Lee Davis submitted information on the 200th Anniversary re-enactment of the westward march of the Continental Congress by way of Lancaster to York; which originally took place during September of 1777 upon the British capture of Philadelphia during the Revolutionary War. During the re-enactment, Lee Davis, a teacher at Eastern

With York and Lancaster Counties recent establishment as the Susquehanna National Heritage Area, the time has come to extend the Lincoln Highway Heritage Corridor through those counties. The decade long effort to gain the Susquehanna National Heritage Area designation emphasized the Susquehanna River as the focal corridor of culture and

An artifact of Bube’s Brewery’s 1908 YORK Ice Machine still adorns the walls of that Lancaster County establishment in Mount Joy. That YORK Manufacturing Company machine was an addition to a YORK Ice Machine, which Alois Bube previously purchased in 1893. The 1893 YORK Ice Machine was one of the

The distinctive red roof of Memory Lane’s Huntleys drive-in was repurposed to the pictured hunting club in Centre County. Mike Eisenhart shared the photo and wrote: “My father-in-law, Curt Linsey, worked with the crew that demolished Huntleys on Memory Lane. He was able to salvage the red metal roof shingles

Mahlon Haines’ Wizard Ranch might be a great location for a disc golf course.
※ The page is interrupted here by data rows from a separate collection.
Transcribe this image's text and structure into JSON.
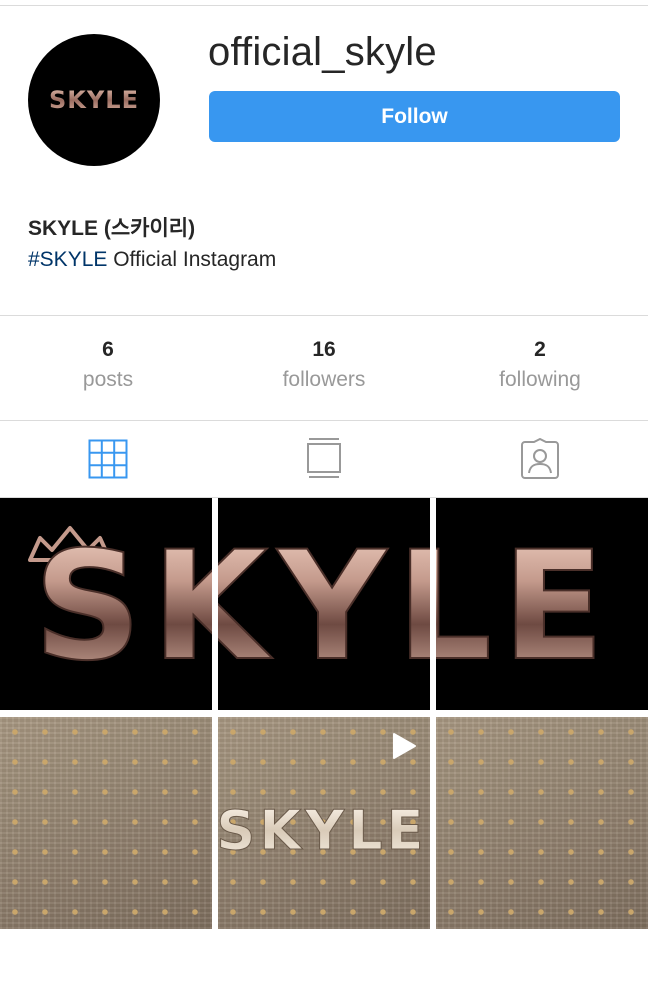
{
  "profile": {
    "username": "official_skyle",
    "follow_label": "Follow",
    "display_name": "SKYLE (스카이리)",
    "bio_hashtag": "#SKYLE",
    "bio_rest": " Official Instagram",
    "avatar_logo": "SKYLE"
  },
  "stats": [
    {
      "value": "6",
      "label": "posts"
    },
    {
      "value": "16",
      "label": "followers"
    },
    {
      "value": "2",
      "label": "following"
    }
  ],
  "tabs": [
    {
      "icon": "grid-icon",
      "active": true
    },
    {
      "icon": "feed-icon",
      "active": false
    },
    {
      "icon": "tagged-icon",
      "active": false
    }
  ],
  "posts": [
    {
      "style": "dark-logo",
      "logo_text": "SKYLE"
    },
    {
      "style": "gold-logo",
      "logo_text": "SKYLE",
      "video": true
    }
  ],
  "colors": {
    "accent": "#3897f0",
    "hashtag": "#003569",
    "muted": "#999999",
    "text": "#262626",
    "divider": "#dbdbdb",
    "logo_metal": "#c49a8c"
  }
}
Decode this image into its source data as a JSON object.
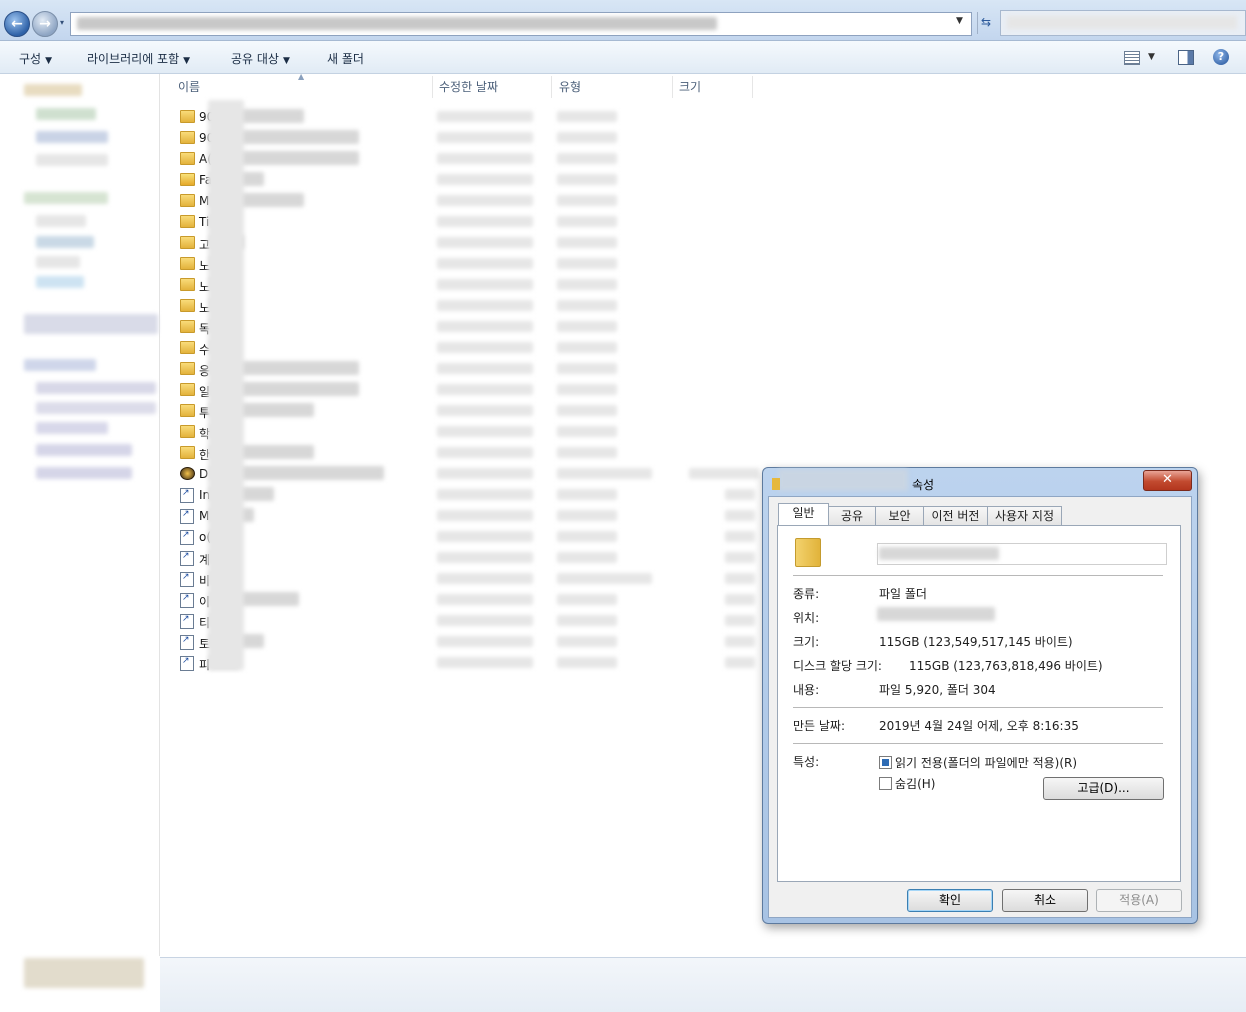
{
  "toolbar": {
    "organize": "구성",
    "include_in_library": "라이브러리에 포함",
    "share_with": "공유 대상",
    "new_folder": "새 폴더"
  },
  "columns": {
    "name": "이름",
    "date_modified": "수정한 날짜",
    "type": "유형",
    "size": "크기"
  },
  "files": [
    {
      "name": "90",
      "icon": "folder-icon"
    },
    {
      "name": "90",
      "icon": "folder-icon"
    },
    {
      "name": "A(",
      "icon": "folder-icon"
    },
    {
      "name": "Fa",
      "icon": "favorites-folder-icon"
    },
    {
      "name": "M",
      "icon": "folder-icon"
    },
    {
      "name": "Ti",
      "icon": "folder-icon"
    },
    {
      "name": "고",
      "icon": "folder-icon"
    },
    {
      "name": "노",
      "icon": "folder-icon"
    },
    {
      "name": "노",
      "icon": "folder-icon"
    },
    {
      "name": "노",
      "icon": "folder-icon"
    },
    {
      "name": "독",
      "icon": "folder-icon"
    },
    {
      "name": "수",
      "icon": "folder-icon"
    },
    {
      "name": "응",
      "icon": "folder-icon"
    },
    {
      "name": "일",
      "icon": "folder-icon"
    },
    {
      "name": "투",
      "icon": "folder-icon"
    },
    {
      "name": "학",
      "icon": "folder-icon"
    },
    {
      "name": "한",
      "icon": "folder-icon"
    },
    {
      "name": "D",
      "icon": "app-icon"
    },
    {
      "name": "In",
      "icon": "internet-shortcut-icon"
    },
    {
      "name": "M",
      "icon": "shortcut-icon"
    },
    {
      "name": "o(",
      "icon": "shortcut-icon"
    },
    {
      "name": "계",
      "icon": "shortcut-icon"
    },
    {
      "name": "비",
      "icon": "shortcut-icon"
    },
    {
      "name": "이",
      "icon": "shortcut-icon"
    },
    {
      "name": "티",
      "icon": "shortcut-icon"
    },
    {
      "name": "토",
      "icon": "shortcut-icon"
    },
    {
      "name": "피",
      "icon": "shortcut-icon"
    }
  ],
  "dialog": {
    "title_suffix": "속성",
    "close": "✕",
    "tabs": [
      "일반",
      "공유",
      "보안",
      "이전 버전",
      "사용자 지정"
    ],
    "type_label": "종류:",
    "type_value": "파일 폴더",
    "location_label": "위치:",
    "size_label": "크기:",
    "size_value": "115GB (123,549,517,145 바이트)",
    "disk_size_label": "디스크 할당 크기:",
    "disk_size_value": "115GB (123,763,818,496 바이트)",
    "contains_label": "내용:",
    "contains_value": "파일 5,920, 폴더 304",
    "created_label": "만든 날짜:",
    "created_value": "2019년 4월 24일 어제, 오후 8:16:35",
    "attributes_label": "특성:",
    "readonly_label": "읽기 전용(폴더의 파일에만 적용)(R)",
    "readonly_checked": true,
    "hidden_label": "숨김(H)",
    "hidden_checked": false,
    "advanced_button": "고급(D)...",
    "ok_button": "확인",
    "cancel_button": "취소",
    "apply_button": "적용(A)"
  }
}
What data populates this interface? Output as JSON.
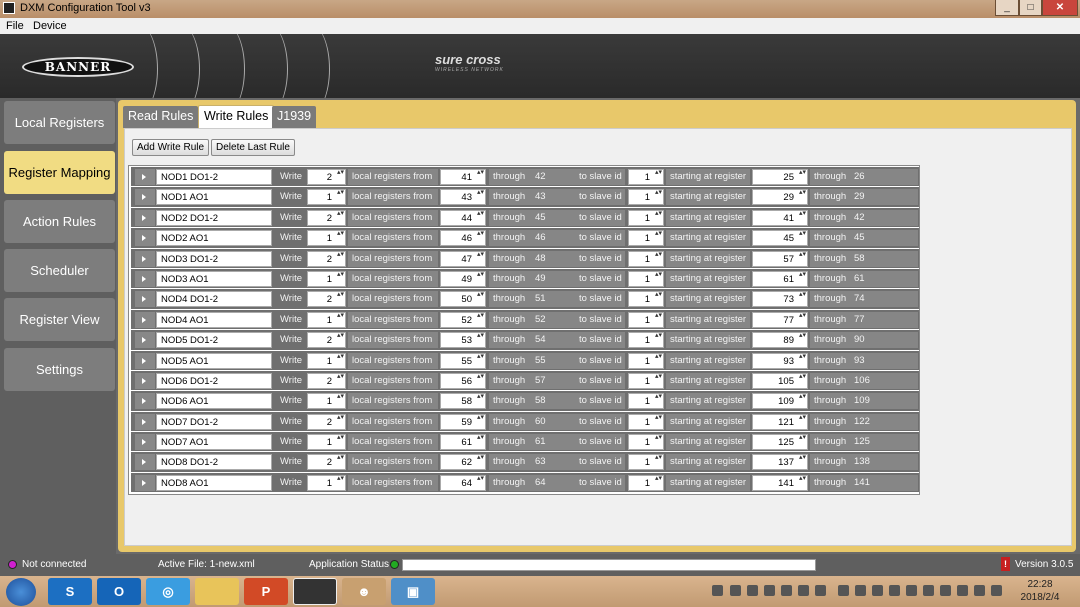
{
  "window": {
    "title": "DXM Configuration Tool v3",
    "min": "_",
    "max": "□",
    "close": "✕"
  },
  "menu": [
    "File",
    "Device"
  ],
  "branding": {
    "logo": "BANNER",
    "product": "sure cross",
    "tagline": "WIRELESS NETWORK"
  },
  "sidebar": [
    {
      "label": "Local Registers",
      "active": false
    },
    {
      "label": "Register Mapping",
      "active": true
    },
    {
      "label": "Action Rules",
      "active": false
    },
    {
      "label": "Scheduler",
      "active": false
    },
    {
      "label": "Register View",
      "active": false
    },
    {
      "label": "Settings",
      "active": false
    }
  ],
  "tabs": [
    {
      "label": "Read Rules",
      "active": false
    },
    {
      "label": "Write Rules",
      "active": true
    },
    {
      "label": "J1939",
      "active": false
    }
  ],
  "buttons": {
    "add": "Add Write Rule",
    "delete": "Delete Last Rule"
  },
  "row_labels": {
    "action": "Write",
    "local_from": "local registers from",
    "through": "through",
    "slave": "to slave id",
    "start": "starting at register"
  },
  "rules": [
    {
      "name": "NOD1 DO1-2",
      "count": "2",
      "from": "41",
      "to": "42",
      "slave": "1",
      "start": "25",
      "end": "26"
    },
    {
      "name": "NOD1 AO1",
      "count": "1",
      "from": "43",
      "to": "43",
      "slave": "1",
      "start": "29",
      "end": "29"
    },
    {
      "name": "NOD2 DO1-2",
      "count": "2",
      "from": "44",
      "to": "45",
      "slave": "1",
      "start": "41",
      "end": "42"
    },
    {
      "name": "NOD2 AO1",
      "count": "1",
      "from": "46",
      "to": "46",
      "slave": "1",
      "start": "45",
      "end": "45"
    },
    {
      "name": "NOD3 DO1-2",
      "count": "2",
      "from": "47",
      "to": "48",
      "slave": "1",
      "start": "57",
      "end": "58"
    },
    {
      "name": "NOD3 AO1",
      "count": "1",
      "from": "49",
      "to": "49",
      "slave": "1",
      "start": "61",
      "end": "61"
    },
    {
      "name": "NOD4 DO1-2",
      "count": "2",
      "from": "50",
      "to": "51",
      "slave": "1",
      "start": "73",
      "end": "74"
    },
    {
      "name": "NOD4 AO1",
      "count": "1",
      "from": "52",
      "to": "52",
      "slave": "1",
      "start": "77",
      "end": "77"
    },
    {
      "name": "NOD5 DO1-2",
      "count": "2",
      "from": "53",
      "to": "54",
      "slave": "1",
      "start": "89",
      "end": "90"
    },
    {
      "name": "NOD5 AO1",
      "count": "1",
      "from": "55",
      "to": "55",
      "slave": "1",
      "start": "93",
      "end": "93"
    },
    {
      "name": "NOD6 DO1-2",
      "count": "2",
      "from": "56",
      "to": "57",
      "slave": "1",
      "start": "105",
      "end": "106"
    },
    {
      "name": "NOD6 AO1",
      "count": "1",
      "from": "58",
      "to": "58",
      "slave": "1",
      "start": "109",
      "end": "109"
    },
    {
      "name": "NOD7 DO1-2",
      "count": "2",
      "from": "59",
      "to": "60",
      "slave": "1",
      "start": "121",
      "end": "122"
    },
    {
      "name": "NOD7 AO1",
      "count": "1",
      "from": "61",
      "to": "61",
      "slave": "1",
      "start": "125",
      "end": "125"
    },
    {
      "name": "NOD8 DO1-2",
      "count": "2",
      "from": "62",
      "to": "63",
      "slave": "1",
      "start": "137",
      "end": "138"
    },
    {
      "name": "NOD8 AO1",
      "count": "1",
      "from": "64",
      "to": "64",
      "slave": "1",
      "start": "141",
      "end": "141"
    }
  ],
  "status": {
    "connection": "Not connected",
    "connection_color": "#d020d0",
    "active_file": "Active File: 1-new.xml",
    "app_status_label": "Application Status",
    "app_status_color": "#22aa22",
    "version": "Version 3.0.5",
    "warning_mark": "!"
  },
  "taskbar": {
    "apps": [
      "start",
      "browser",
      "outlook",
      "maps",
      "file-explorer",
      "powerpoint",
      "dxm-tool",
      "qq",
      "image-viewer"
    ],
    "time": "22:28",
    "date": "2018/2/4"
  },
  "colors": {
    "accent": "#e8c86a",
    "active_nav": "#f1dc83",
    "row_bg": "#6f6f6f"
  }
}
My first encounter with the Shoe Wizard occurred during a Haines scouting safari at that ranch in June of 1960. That first encounter was just in passing, as Mahlon walked through our area at Wizard Ranch.